Collected data entries
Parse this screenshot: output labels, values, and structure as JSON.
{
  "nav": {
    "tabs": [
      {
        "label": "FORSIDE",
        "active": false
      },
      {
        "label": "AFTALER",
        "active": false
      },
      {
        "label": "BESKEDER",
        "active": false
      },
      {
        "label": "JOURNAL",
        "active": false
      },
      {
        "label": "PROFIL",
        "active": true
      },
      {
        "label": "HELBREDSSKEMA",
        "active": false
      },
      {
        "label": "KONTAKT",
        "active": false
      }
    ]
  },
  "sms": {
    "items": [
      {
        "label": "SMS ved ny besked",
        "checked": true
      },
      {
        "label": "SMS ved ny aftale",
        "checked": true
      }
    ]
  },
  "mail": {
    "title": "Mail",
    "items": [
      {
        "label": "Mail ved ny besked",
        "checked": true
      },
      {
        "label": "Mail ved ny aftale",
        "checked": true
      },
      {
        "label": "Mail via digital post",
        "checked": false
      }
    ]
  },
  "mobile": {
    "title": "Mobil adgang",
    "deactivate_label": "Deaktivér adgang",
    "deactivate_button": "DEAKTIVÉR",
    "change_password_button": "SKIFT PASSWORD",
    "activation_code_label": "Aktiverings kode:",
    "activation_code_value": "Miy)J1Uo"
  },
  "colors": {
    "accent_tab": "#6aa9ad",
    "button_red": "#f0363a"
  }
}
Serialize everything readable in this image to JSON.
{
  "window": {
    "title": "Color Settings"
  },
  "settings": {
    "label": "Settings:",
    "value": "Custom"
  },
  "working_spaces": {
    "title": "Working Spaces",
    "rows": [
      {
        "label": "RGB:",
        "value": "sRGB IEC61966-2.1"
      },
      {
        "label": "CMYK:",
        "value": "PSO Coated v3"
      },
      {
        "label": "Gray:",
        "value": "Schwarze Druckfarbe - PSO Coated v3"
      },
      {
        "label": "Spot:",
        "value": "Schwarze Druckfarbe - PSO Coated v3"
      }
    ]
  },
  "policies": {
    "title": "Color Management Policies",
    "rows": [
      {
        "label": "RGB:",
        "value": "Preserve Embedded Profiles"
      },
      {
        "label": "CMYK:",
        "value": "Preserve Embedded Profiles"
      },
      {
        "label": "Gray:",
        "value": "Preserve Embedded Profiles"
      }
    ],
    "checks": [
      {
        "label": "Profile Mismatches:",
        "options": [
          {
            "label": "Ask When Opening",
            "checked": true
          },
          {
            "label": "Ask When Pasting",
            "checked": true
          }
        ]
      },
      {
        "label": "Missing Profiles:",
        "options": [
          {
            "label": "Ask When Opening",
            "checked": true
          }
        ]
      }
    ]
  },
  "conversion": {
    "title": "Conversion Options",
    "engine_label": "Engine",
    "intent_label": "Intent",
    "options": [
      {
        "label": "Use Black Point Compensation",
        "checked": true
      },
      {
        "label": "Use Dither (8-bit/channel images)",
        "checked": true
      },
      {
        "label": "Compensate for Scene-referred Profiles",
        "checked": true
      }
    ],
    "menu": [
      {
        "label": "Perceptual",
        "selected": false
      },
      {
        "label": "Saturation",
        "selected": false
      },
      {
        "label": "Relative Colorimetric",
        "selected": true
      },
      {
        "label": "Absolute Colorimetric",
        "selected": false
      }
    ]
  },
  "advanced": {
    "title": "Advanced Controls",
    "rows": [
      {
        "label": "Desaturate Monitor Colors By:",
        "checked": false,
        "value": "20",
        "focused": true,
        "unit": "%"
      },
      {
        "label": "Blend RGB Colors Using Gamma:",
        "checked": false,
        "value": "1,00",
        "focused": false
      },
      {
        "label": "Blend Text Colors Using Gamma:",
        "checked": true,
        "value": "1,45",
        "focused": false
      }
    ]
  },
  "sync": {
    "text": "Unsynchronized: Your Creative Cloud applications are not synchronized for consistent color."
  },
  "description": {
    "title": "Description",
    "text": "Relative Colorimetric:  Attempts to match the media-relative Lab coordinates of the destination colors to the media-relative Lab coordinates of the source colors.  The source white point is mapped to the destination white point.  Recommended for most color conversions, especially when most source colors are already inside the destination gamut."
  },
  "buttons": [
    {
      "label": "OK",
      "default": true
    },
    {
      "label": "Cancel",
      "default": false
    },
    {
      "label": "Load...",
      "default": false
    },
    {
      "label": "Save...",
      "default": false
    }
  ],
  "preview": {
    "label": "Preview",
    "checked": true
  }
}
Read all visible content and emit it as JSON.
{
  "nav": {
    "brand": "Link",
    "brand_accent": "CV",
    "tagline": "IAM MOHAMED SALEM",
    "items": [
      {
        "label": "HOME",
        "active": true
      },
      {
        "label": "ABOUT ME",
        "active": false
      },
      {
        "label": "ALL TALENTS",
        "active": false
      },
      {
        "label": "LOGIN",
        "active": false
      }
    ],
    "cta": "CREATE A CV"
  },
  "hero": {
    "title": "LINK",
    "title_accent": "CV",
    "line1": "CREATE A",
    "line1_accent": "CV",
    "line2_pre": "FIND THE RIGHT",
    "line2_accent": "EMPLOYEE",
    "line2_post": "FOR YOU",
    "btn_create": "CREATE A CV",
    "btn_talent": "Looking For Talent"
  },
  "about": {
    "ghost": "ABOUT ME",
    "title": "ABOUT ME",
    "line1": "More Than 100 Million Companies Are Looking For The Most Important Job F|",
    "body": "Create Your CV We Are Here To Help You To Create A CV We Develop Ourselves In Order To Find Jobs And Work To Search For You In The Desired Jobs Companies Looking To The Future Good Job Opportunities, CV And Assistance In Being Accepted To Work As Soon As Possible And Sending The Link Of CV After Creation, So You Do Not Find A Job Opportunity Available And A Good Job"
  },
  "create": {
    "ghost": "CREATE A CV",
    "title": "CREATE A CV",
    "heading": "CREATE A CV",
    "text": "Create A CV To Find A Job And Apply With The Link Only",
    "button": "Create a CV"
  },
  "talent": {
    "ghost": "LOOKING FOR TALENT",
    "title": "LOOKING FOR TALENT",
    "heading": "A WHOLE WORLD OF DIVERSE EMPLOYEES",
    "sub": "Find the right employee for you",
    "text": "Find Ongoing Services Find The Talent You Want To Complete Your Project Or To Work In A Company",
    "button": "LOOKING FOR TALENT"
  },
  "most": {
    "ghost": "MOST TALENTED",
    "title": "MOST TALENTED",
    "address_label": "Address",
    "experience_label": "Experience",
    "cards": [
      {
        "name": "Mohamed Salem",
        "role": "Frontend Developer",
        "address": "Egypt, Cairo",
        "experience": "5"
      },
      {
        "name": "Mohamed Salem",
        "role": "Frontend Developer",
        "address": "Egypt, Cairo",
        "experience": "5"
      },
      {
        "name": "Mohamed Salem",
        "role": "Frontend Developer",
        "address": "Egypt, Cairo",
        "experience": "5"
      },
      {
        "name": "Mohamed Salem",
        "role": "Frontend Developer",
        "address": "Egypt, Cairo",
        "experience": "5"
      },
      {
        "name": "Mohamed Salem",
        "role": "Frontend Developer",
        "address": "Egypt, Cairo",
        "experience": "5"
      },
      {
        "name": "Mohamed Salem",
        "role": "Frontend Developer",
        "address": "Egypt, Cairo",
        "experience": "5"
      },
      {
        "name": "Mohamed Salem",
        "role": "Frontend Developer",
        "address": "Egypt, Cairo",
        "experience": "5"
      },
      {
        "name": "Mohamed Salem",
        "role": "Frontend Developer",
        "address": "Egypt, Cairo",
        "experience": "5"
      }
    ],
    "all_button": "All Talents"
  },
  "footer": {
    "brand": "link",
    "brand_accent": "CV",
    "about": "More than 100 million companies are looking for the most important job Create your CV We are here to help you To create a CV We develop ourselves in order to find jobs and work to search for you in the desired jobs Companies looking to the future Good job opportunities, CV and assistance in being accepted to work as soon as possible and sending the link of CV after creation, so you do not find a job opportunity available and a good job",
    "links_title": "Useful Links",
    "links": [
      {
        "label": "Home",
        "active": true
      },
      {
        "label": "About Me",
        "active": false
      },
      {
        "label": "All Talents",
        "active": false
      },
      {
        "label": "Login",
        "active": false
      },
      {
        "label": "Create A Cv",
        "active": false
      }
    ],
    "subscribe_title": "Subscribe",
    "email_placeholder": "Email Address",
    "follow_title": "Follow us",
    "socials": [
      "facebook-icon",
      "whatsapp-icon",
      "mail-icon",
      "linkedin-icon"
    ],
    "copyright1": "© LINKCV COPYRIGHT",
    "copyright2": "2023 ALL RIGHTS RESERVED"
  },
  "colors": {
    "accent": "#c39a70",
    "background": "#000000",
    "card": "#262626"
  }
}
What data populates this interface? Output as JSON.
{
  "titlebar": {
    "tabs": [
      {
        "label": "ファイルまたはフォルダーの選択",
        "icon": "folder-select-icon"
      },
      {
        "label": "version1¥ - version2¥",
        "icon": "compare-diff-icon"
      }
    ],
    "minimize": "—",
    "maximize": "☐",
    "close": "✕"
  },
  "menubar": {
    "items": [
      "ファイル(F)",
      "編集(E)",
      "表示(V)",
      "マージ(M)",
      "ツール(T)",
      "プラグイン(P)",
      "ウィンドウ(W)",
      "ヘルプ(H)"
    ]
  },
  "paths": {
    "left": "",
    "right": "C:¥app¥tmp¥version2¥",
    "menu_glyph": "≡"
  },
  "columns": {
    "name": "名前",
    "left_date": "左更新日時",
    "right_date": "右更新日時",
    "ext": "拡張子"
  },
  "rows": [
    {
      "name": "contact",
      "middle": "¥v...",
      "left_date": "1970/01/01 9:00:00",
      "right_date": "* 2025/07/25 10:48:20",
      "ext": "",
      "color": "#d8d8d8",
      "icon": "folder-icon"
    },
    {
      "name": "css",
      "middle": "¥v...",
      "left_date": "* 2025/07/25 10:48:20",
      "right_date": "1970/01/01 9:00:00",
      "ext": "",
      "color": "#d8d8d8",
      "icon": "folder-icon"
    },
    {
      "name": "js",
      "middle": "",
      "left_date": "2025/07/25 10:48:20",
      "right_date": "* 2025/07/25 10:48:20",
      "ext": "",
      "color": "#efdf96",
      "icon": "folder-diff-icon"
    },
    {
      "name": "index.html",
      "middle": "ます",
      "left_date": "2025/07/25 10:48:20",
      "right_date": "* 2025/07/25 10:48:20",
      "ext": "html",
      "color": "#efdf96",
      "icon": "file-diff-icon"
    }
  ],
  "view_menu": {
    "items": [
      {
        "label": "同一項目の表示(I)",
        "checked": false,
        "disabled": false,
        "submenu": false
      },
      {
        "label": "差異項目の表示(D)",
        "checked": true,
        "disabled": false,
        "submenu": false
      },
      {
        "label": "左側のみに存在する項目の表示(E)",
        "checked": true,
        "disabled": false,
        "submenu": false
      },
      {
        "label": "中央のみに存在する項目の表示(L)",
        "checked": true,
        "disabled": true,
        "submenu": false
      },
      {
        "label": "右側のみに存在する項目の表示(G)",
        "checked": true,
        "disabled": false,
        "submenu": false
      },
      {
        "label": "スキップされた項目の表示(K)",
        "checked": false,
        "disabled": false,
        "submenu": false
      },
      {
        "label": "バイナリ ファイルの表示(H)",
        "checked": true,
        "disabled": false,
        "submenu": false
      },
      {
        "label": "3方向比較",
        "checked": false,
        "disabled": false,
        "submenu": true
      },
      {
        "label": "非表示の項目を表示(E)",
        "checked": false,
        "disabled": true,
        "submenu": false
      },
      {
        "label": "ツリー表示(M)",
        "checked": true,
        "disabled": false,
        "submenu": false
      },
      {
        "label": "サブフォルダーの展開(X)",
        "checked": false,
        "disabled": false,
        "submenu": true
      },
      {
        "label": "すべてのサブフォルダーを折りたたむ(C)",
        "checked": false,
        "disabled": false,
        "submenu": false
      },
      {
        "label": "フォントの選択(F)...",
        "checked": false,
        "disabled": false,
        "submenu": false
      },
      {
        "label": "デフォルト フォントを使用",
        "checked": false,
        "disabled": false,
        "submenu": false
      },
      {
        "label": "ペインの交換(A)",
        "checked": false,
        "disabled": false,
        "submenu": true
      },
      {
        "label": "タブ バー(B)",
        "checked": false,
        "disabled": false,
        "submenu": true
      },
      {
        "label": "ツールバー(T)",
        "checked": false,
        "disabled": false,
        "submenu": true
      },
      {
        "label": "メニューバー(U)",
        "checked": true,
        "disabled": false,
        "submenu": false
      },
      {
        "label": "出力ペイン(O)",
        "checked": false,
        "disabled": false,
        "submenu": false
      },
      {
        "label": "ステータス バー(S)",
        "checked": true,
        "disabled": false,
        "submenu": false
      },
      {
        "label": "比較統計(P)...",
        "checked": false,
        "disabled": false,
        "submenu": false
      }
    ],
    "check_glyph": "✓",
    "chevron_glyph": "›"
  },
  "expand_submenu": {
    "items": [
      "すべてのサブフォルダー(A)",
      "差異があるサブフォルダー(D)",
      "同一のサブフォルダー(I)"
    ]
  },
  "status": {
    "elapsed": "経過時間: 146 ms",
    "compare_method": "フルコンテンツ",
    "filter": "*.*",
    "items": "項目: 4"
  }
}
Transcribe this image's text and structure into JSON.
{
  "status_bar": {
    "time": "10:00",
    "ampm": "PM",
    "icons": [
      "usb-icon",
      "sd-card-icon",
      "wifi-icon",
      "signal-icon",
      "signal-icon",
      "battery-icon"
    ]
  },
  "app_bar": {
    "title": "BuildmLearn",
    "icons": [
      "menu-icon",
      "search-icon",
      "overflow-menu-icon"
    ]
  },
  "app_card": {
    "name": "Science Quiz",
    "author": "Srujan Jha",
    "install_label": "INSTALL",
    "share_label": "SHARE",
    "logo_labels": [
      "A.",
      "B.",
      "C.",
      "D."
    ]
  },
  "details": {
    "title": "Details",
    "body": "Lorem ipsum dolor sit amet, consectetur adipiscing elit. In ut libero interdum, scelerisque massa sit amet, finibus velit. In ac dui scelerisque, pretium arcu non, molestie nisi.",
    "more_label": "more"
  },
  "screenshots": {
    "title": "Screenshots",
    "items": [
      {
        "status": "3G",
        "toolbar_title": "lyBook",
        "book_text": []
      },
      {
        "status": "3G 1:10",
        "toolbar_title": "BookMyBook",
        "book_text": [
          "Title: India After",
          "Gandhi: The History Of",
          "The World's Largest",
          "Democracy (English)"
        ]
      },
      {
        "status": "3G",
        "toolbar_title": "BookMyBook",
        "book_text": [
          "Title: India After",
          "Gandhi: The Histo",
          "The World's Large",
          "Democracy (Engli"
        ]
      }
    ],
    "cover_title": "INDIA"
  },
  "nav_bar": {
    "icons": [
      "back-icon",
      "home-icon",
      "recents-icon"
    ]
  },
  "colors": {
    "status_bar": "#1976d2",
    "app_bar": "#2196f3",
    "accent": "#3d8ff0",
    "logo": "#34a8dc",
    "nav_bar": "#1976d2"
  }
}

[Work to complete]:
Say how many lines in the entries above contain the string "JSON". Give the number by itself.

[Exercise solution]:
5